## Description of the task:
From the records below, return every line containing the word "your".

(Material for the task Opens)

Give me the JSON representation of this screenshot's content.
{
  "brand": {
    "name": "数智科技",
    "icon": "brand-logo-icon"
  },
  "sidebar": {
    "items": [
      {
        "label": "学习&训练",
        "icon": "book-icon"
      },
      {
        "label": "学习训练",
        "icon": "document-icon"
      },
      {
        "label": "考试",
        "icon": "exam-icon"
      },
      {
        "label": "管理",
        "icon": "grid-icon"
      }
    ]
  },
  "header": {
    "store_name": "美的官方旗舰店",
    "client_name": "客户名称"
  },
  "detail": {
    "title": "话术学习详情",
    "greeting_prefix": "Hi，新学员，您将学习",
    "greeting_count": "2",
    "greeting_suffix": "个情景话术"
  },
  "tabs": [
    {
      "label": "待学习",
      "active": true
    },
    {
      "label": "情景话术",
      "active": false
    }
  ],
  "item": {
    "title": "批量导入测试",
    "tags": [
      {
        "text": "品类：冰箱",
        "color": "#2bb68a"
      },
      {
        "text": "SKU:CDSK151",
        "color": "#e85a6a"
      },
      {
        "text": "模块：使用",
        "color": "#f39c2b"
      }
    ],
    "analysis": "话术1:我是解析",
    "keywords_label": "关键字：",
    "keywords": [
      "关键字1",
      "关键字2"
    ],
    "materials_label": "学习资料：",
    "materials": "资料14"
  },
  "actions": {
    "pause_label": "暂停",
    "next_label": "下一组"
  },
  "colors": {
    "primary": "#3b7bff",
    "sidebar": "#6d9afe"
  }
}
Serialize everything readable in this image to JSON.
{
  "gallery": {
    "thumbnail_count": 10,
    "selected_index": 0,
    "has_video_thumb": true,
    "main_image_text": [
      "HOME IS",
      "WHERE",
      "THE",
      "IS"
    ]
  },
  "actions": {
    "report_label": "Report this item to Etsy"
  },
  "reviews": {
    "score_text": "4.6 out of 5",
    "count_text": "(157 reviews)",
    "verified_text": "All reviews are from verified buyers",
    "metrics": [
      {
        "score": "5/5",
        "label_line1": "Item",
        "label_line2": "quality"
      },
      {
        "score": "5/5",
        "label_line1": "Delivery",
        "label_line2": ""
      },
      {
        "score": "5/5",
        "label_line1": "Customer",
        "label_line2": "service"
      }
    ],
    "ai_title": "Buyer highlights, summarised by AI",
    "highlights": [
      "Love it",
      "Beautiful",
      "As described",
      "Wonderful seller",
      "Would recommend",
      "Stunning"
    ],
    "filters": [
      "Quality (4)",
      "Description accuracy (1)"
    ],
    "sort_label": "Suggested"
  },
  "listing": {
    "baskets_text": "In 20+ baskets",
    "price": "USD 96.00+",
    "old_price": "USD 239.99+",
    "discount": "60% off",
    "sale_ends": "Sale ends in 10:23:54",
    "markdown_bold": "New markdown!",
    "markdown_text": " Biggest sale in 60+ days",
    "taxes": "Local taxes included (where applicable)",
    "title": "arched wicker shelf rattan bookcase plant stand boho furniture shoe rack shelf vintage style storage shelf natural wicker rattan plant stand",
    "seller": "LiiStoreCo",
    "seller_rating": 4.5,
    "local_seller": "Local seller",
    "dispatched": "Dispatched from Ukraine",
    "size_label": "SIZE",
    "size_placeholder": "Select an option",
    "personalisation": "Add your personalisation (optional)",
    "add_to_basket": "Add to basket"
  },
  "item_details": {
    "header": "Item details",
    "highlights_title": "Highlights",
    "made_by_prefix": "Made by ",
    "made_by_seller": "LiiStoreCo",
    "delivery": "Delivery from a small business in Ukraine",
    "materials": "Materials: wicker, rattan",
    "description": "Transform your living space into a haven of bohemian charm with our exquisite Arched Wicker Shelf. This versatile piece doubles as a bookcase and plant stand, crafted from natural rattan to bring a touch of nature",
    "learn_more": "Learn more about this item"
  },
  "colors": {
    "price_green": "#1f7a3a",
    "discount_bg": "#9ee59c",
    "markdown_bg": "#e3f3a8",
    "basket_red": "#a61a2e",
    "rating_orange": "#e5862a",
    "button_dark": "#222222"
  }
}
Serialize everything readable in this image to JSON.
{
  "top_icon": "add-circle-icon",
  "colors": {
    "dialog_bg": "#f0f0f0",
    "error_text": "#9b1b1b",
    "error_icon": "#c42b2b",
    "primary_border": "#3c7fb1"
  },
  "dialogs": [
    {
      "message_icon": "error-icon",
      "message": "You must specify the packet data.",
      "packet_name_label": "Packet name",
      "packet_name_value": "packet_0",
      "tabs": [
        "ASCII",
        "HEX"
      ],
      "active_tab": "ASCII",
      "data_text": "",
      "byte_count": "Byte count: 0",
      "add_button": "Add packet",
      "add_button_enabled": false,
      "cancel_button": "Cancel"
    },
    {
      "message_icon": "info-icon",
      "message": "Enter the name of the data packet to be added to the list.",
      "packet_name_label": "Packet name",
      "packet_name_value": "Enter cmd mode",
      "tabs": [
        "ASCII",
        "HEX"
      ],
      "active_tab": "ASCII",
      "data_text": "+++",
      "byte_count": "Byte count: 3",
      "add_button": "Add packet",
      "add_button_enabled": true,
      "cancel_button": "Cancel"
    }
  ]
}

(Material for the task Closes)

## Result below:
    "personalisation": "Add your personalisation (optional)",
    "description": "Transform your living space into a haven of bohemian charm with our exquisite Arched Wicker Shelf. This versatile piece doubles as a bookcase and plant stand, crafted from natural rattan to bring a touch of nature",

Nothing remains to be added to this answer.